--- START ---

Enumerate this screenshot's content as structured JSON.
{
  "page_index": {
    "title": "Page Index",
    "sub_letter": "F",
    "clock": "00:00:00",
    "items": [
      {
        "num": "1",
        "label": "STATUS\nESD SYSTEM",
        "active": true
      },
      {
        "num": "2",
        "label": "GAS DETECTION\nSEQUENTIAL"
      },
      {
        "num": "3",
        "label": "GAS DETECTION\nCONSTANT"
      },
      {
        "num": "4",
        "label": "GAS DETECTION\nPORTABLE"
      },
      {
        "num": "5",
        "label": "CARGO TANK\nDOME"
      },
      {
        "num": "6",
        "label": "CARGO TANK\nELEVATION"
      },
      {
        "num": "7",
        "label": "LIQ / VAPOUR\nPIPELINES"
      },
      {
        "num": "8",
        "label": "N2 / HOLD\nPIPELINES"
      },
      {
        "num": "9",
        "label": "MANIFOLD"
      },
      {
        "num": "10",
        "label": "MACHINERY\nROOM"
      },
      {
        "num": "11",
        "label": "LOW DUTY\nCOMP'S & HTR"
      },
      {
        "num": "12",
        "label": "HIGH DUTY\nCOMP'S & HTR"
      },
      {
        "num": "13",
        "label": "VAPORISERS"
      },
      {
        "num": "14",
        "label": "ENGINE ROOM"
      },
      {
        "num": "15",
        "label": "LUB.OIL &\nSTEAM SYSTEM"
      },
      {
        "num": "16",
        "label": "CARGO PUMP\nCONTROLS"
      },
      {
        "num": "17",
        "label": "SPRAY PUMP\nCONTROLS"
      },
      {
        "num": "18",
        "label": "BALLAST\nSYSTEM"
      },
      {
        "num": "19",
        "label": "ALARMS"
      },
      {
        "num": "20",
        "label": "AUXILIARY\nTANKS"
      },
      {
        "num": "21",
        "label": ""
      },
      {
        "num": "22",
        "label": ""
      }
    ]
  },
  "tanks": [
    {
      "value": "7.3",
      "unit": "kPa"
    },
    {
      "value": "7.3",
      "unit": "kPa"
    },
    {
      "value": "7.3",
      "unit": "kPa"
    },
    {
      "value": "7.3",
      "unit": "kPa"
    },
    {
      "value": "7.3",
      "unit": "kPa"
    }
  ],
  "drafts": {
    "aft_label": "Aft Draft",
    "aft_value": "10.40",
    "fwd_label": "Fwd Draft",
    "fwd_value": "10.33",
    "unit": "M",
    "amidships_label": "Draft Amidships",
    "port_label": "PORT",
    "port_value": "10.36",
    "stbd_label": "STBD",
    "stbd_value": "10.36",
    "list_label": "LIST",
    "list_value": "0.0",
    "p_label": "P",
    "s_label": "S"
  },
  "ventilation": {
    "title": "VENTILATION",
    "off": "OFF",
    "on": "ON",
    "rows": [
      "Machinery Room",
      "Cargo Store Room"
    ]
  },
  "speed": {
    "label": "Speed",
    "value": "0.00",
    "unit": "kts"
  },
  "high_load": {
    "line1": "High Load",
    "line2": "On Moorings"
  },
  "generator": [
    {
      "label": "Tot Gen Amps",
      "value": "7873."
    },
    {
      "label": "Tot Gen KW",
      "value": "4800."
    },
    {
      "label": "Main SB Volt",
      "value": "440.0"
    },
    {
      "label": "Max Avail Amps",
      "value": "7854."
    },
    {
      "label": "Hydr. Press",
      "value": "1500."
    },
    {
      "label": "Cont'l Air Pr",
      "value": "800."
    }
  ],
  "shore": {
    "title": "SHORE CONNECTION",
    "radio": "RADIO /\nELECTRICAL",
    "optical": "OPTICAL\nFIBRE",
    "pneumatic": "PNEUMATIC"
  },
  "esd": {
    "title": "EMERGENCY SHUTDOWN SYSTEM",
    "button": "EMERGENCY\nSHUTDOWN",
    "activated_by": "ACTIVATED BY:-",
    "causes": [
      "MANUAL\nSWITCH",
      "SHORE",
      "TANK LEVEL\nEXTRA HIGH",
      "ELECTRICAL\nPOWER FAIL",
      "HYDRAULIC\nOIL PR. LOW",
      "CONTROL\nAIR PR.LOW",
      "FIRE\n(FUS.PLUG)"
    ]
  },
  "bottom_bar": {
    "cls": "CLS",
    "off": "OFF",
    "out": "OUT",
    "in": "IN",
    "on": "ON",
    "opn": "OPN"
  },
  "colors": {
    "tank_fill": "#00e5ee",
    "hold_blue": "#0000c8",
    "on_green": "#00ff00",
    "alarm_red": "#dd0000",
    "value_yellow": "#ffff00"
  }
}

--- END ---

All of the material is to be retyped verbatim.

**Problem solution:**
Enumerate this screenshot's content as structured JSON.
{
  "page_index": {
    "title": "Page Index",
    "sub_letter": "F",
    "clock": "00:00:00",
    "items": [
      {
        "num": "1",
        "label": "STATUS\nESD SYSTEM",
        "active": true
      },
      {
        "num": "2",
        "label": "GAS DETECTION\nSEQUENTIAL"
      },
      {
        "num": "3",
        "label": "GAS DETECTION\nCONSTANT"
      },
      {
        "num": "4",
        "label": "GAS DETECTION\nPORTABLE"
      },
      {
        "num": "5",
        "label": "CARGO TANK\nDOME"
      },
      {
        "num": "6",
        "label": "CARGO TANK\nELEVATION"
      },
      {
        "num": "7",
        "label": "LIQ / VAPOUR\nPIPELINES"
      },
      {
        "num": "8",
        "label": "N2 / HOLD\nPIPELINES"
      },
      {
        "num": "9",
        "label": "MANIFOLD"
      },
      {
        "num": "10",
        "label": "MACHINERY\nROOM"
      },
      {
        "num": "11",
        "label": "LOW DUTY\nCOMP'S & HTR"
      },
      {
        "num": "12",
        "label": "HIGH DUTY\nCOMP'S & HTR"
      },
      {
        "num": "13",
        "label": "VAPORISERS"
      },
      {
        "num": "14",
        "label": "ENGINE ROOM"
      },
      {
        "num": "15",
        "label": "LUB.OIL &\nSTEAM SYSTEM"
      },
      {
        "num": "16",
        "label": "CARGO PUMP\nCONTROLS"
      },
      {
        "num": "17",
        "label": "SPRAY PUMP\nCONTROLS"
      },
      {
        "num": "18",
        "label": "BALLAST\nSYSTEM"
      },
      {
        "num": "19",
        "label": "ALARMS"
      },
      {
        "num": "20",
        "label": "AUXILIARY\nTANKS"
      },
      {
        "num": "21",
        "label": ""
      },
      {
        "num": "22",
        "label": ""
      }
    ]
  },
  "tanks": [
    {
      "value": "7.3",
      "unit": "kPa"
    },
    {
      "value": "7.3",
      "unit": "kPa"
    },
    {
      "value": "7.3",
      "unit": "kPa"
    },
    {
      "value": "7.3",
      "unit": "kPa"
    },
    {
      "value": "7.3",
      "unit": "kPa"
    }
  ],
  "drafts": {
    "aft_label": "Aft Draft",
    "aft_value": "10.40",
    "fwd_label": "Fwd Draft",
    "fwd_value": "10.33",
    "unit": "M",
    "amidships_label": "Draft Amidships",
    "port_label": "PORT",
    "port_value": "10.36",
    "stbd_label": "STBD",
    "stbd_value": "10.36",
    "list_label": "LIST",
    "list_value": "0.0",
    "p_label": "P",
    "s_label": "S"
  },
  "ventilation": {
    "title": "VENTILATION",
    "off": "OFF",
    "on": "ON",
    "rows": [
      "Machinery Room",
      "Cargo Store Room"
    ]
  },
  "speed": {
    "label": "Speed",
    "value": "0.00",
    "unit": "kts"
  },
  "high_load": {
    "line1": "High Load",
    "line2": "On Moorings"
  },
  "generator": [
    {
      "label": "Tot Gen Amps",
      "value": "7873."
    },
    {
      "label": "Tot Gen KW",
      "value": "4800."
    },
    {
      "label": "Main SB Volt",
      "value": "440.0"
    },
    {
      "label": "Max Avail Amps",
      "value": "7854."
    },
    {
      "label": "Hydr. Press",
      "value": "1500."
    },
    {
      "label": "Cont'l Air Pr",
      "value": "800."
    }
  ],
  "shore": {
    "title": "SHORE CONNECTION",
    "radio": "RADIO /\nELECTRICAL",
    "optical": "OPTICAL\nFIBRE",
    "pneumatic": "PNEUMATIC"
  },
  "esd": {
    "title": "EMERGENCY SHUTDOWN SYSTEM",
    "button": "EMERGENCY\nSHUTDOWN",
    "activated_by": "ACTIVATED BY:-",
    "causes": [
      "MANUAL\nSWITCH",
      "SHORE",
      "TANK LEVEL\nEXTRA HIGH",
      "ELECTRICAL\nPOWER FAIL",
      "HYDRAULIC\nOIL PR. LOW",
      "CONTROL\nAIR PR.LOW",
      "FIRE\n(FUS.PLUG)"
    ]
  },
  "bottom_bar": {
    "cls": "CLS",
    "off": "OFF",
    "out": "OUT",
    "in": "IN",
    "on": "ON",
    "opn": "OPN"
  },
  "colors": {
    "tank_fill": "#00e5ee",
    "hold_blue": "#0000c8",
    "on_green": "#00ff00",
    "alarm_red": "#dd0000",
    "value_yellow": "#ffff00"
  }
}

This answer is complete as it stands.